Russian citizens can now claim one free hectare of land in its Arctic zone as the government seeks to expand its development of the fast-warming region, the Rossiyskaya Gazeta newspaper reported Tuesday.
The Arctic Hectare program will extend to Russians nationwide from Tuesday after a six-month period in which only residents of the Arctic were eligible.
Citizens can apply through an official portal for a plot of land in the Murmansk region, the Nenets autonomous district, the Yamal-Nenets autonomous district, the republic of Karelia, the republic of Komi or the Arkhangelsk region.
The largest number of available plots can be found in the Murmansk region (more than 700,000 hectares) and the republic of Karelia (337,000 hectares).
Initially, land plots are issued for a five-year period. Afterwards, citizens can choose to rent, sell or give away the land if they no longer wish to own it.
Land plots are also available to participants in the state program for repatriating ethnic Russians living abroad.
Russia has offered citizens a free hectare of land in its sparsely populated Far East regions since 2017.
The Far East and Arctic Hectare programs' online portal boasts of success stories including an eco-glamping resort in Chukotka, a strawberry plantation in the Khabarovsk region and an Arctic poultry farm.
The Arctic Hectare program comes as Russia races to take advantage of the region’s economic and strategic potential as it warms at a record pace.
Moscow has been heavily investing in the development of the Northern Sea Route, which it touts as a cheaper, faster alternative to the Suez Canal for shipping between Europe and Asia.

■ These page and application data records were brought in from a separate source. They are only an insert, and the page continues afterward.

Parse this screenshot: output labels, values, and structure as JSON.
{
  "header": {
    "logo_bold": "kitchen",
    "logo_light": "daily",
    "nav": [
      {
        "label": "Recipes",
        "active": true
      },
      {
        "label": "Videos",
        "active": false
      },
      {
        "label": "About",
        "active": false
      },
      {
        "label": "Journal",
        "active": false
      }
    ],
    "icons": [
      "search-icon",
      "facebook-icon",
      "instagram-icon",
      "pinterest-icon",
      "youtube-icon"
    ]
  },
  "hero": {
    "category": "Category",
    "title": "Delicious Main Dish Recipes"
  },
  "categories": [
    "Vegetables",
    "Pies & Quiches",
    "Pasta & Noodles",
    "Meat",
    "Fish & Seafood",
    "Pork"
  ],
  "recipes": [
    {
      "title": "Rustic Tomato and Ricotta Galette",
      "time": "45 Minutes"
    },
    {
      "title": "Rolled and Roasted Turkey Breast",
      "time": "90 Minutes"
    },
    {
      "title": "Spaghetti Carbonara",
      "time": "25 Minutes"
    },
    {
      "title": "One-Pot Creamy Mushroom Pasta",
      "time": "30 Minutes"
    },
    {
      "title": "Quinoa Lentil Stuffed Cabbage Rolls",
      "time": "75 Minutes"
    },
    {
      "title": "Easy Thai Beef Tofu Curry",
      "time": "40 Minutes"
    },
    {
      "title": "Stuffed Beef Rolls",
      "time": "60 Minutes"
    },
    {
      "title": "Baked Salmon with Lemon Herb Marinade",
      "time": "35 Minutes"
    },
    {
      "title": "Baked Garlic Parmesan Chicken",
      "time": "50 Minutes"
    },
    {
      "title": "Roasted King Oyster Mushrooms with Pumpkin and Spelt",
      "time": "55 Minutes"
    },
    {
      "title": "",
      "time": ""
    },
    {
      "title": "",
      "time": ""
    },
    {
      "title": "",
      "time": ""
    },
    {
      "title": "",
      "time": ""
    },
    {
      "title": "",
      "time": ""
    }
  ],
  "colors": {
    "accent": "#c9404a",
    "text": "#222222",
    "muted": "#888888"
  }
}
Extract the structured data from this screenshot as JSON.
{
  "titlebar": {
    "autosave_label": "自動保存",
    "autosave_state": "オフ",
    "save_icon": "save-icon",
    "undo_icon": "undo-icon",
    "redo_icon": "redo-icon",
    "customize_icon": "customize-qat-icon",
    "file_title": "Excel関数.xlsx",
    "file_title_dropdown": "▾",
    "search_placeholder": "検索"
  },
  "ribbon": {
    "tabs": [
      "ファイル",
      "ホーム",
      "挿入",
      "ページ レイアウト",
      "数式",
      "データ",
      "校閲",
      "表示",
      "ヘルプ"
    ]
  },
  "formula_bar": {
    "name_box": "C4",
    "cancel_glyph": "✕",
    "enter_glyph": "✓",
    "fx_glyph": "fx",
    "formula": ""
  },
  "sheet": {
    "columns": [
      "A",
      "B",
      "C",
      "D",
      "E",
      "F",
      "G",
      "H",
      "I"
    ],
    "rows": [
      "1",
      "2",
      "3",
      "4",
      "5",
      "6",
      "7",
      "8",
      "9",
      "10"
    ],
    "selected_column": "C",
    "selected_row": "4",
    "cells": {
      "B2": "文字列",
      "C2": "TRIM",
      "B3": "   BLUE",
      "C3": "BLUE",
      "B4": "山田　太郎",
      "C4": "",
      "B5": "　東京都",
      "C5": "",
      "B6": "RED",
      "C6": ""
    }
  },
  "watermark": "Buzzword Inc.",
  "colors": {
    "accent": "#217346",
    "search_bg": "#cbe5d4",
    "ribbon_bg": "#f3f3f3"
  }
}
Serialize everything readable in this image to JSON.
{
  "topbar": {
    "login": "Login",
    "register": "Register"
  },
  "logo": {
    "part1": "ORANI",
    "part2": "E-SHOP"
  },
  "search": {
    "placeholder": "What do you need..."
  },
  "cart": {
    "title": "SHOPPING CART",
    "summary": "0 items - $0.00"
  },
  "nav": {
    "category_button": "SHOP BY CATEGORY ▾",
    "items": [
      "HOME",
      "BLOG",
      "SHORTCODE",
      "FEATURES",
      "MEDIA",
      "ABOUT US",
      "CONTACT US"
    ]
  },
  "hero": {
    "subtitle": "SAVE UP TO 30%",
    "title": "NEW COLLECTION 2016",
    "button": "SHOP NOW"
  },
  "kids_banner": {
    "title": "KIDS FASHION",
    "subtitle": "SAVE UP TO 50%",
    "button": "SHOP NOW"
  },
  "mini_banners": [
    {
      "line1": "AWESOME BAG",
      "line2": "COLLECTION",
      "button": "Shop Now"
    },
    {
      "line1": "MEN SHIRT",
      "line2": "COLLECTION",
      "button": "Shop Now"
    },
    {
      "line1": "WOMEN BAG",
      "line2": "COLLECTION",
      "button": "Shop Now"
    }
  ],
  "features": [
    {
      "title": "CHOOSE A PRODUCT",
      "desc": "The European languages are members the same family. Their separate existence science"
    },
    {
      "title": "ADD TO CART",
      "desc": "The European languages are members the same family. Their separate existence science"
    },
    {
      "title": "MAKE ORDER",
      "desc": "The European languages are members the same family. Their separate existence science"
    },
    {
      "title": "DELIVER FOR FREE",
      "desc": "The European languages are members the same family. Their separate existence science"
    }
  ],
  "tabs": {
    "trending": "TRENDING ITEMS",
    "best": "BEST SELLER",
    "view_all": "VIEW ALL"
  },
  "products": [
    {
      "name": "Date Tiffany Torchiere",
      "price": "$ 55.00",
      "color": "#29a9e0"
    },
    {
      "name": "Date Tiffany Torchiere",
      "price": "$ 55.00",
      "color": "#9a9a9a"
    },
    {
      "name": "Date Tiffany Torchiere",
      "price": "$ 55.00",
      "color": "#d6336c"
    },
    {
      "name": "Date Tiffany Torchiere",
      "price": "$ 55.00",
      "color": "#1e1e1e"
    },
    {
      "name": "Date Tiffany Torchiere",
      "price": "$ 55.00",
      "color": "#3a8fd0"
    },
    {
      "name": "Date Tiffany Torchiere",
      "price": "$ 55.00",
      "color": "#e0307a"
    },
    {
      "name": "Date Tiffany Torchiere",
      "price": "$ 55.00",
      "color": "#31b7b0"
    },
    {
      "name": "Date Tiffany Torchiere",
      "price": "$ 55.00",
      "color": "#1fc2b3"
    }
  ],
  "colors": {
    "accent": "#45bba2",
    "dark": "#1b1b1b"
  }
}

But scientists say that Russia is losing growing amounts of Arctic coast due to climate change, and the region is heating more than twice as fast as the planet as a whole — risking a feedback loop of accelerated warming.